If you think back on any business negotiation you have been a part of, you’ll remember that people’s beliefs and value systems are quite different. Indeed, that variability is part of what makes life (and business) so interesting. People’s different ideas about the world are guided by cultural norms, religious and political beliefs, and their own set of experiences.
You cannot assume that the person you are working with shares your value set. When you use “should”, you are seeking to control the definition of right and wrong, while ignoring the differing beliefs and values that the other person brings.
When you negotiate with the people you work with, your goal isn’t to prioritize your beliefs about what the other person “should” do, overriding their own belief system. Rather, those spaces allow you to seek a win-win, in which everyone acts according to their values and needs to move the group towards a common goal.
When you get stuck with one idea of the “right” way to do things, which others “should” respect and follow, you limit your own creativity. And if there’s anything that negotiation trainings teach you, it’s that successful employees allow themselves the curiosity and openness to seek creative solutions.
If you can only imagine one way of doing things, you lose the ability to envision solutions that could leave all parties feeling satisfied. You and your team need more flexibility in your business and negotiation strategies than a single-minded “should” will ever allow you.
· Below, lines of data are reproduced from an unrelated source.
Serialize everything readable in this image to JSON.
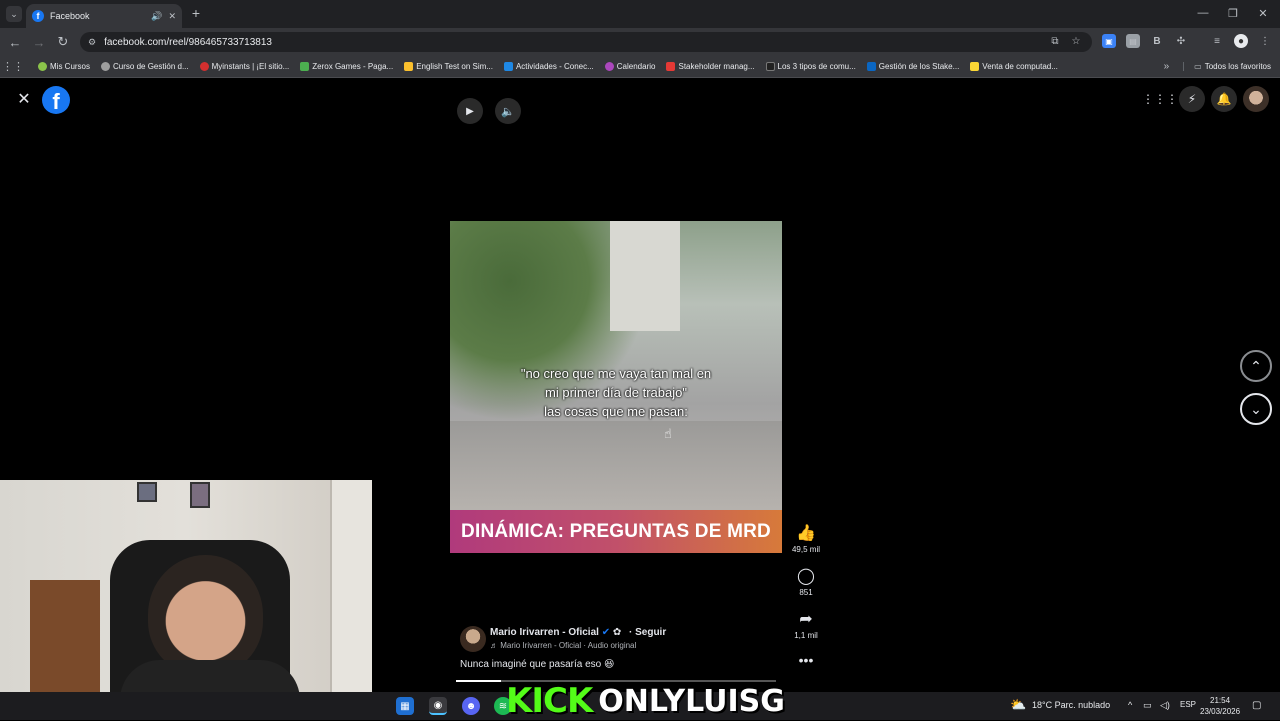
{
  "browser": {
    "tab_title": "Facebook",
    "url": "facebook.com/reel/986465733713813",
    "bookmarks": [
      {
        "label": "Mis Cursos",
        "color": "#8bc34a"
      },
      {
        "label": "Curso de Gestión d...",
        "color": "#9e9e9e"
      },
      {
        "label": "Myinstants | ¡El sitio...",
        "color": "#d32f2f"
      },
      {
        "label": "Zerox Games - Paga...",
        "color": "#4caf50"
      },
      {
        "label": "English Test on Sim...",
        "color": "#fbc02d"
      },
      {
        "label": "Actividades - Conec...",
        "color": "#1e88e5"
      },
      {
        "label": "Calendario",
        "color": "#ab47bc"
      },
      {
        "label": "Stakeholder manag...",
        "color": "#e53935"
      },
      {
        "label": "Los 3 tipos de comu...",
        "color": "#212121"
      },
      {
        "label": "Gestión de los Stake...",
        "color": "#0a66c2"
      },
      {
        "label": "Venta de computad...",
        "color": "#fdd835"
      }
    ],
    "all_bookmarks": "Todos los favoritos"
  },
  "reel": {
    "caption_lines": [
      "\"no creo que me vaya tan mal en",
      "mi primer día de trabajo\"",
      "las cosas que me pasan:"
    ],
    "banner": "DINÁMICA: PREGUNTAS DE MRD",
    "likes": "49,5 mil",
    "comments": "851",
    "shares": "1,1 mil",
    "author": "Mario Irivarren - Oficial",
    "follow": "· Seguir",
    "audio": "♬ Mario Irivarren - Oficial · Audio original",
    "description": "Nunca imaginé que pasaría eso 😆",
    "progress": 0.14
  },
  "overlay": {
    "kick": "KICK",
    "channel": "ONLYLUISG"
  },
  "taskbar": {
    "weather": "18°C  Parc. nublado",
    "lang": "ESP",
    "time": "21:54",
    "date": "23/03/2026"
  }
}
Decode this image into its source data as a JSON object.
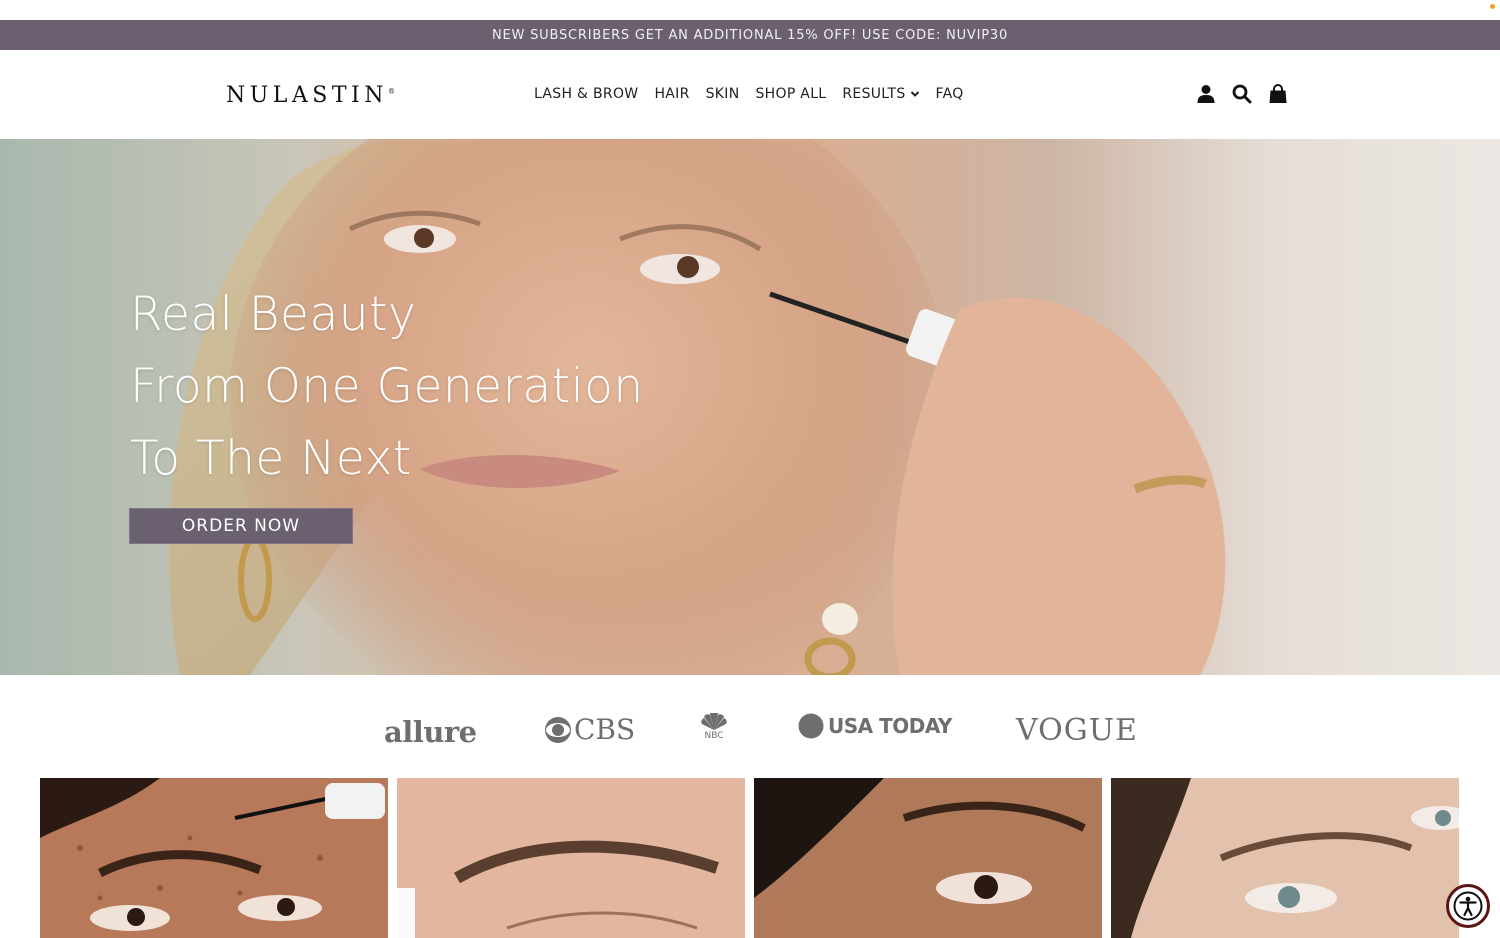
{
  "promo": {
    "text": "NEW SUBSCRIBERS GET AN ADDITIONAL 15% OFF! USE CODE: NUVIP30"
  },
  "header": {
    "logo": "NULASTIN",
    "logo_mark": "®",
    "nav": [
      {
        "label": "LASH & BROW"
      },
      {
        "label": "HAIR"
      },
      {
        "label": "SKIN"
      },
      {
        "label": "SHOP ALL"
      },
      {
        "label": "RESULTS",
        "has_dropdown": true
      },
      {
        "label": "FAQ"
      }
    ],
    "icons": [
      "account-icon",
      "search-icon",
      "cart-icon"
    ]
  },
  "hero": {
    "lines": [
      "Real Beauty",
      "From One Generation",
      "To The Next"
    ],
    "cta": "ORDER NOW"
  },
  "press": {
    "logos": [
      {
        "name": "allure",
        "text": "allure"
      },
      {
        "name": "cbs",
        "text": "CBS"
      },
      {
        "name": "nbc",
        "text": "NBC"
      },
      {
        "name": "usa-today",
        "text": "USA TODAY"
      },
      {
        "name": "vogue",
        "text": "VOGUE"
      }
    ]
  },
  "colors": {
    "promo_bg": "#6b6070",
    "button_bg": "#6b6070",
    "press_gray": "#6e6e6e",
    "accessibility_ring": "#5a1414"
  }
}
When you use “should” too often at work, it creates an environment that demands people act from a sense of duty rather than desire. It leads to miscommunication and hurt feelings. It limits creativity. By eliminating “should” from your vocabulary, you will open the door to honest and clear communication, creative proposals, and space for your team’s individuality and passion.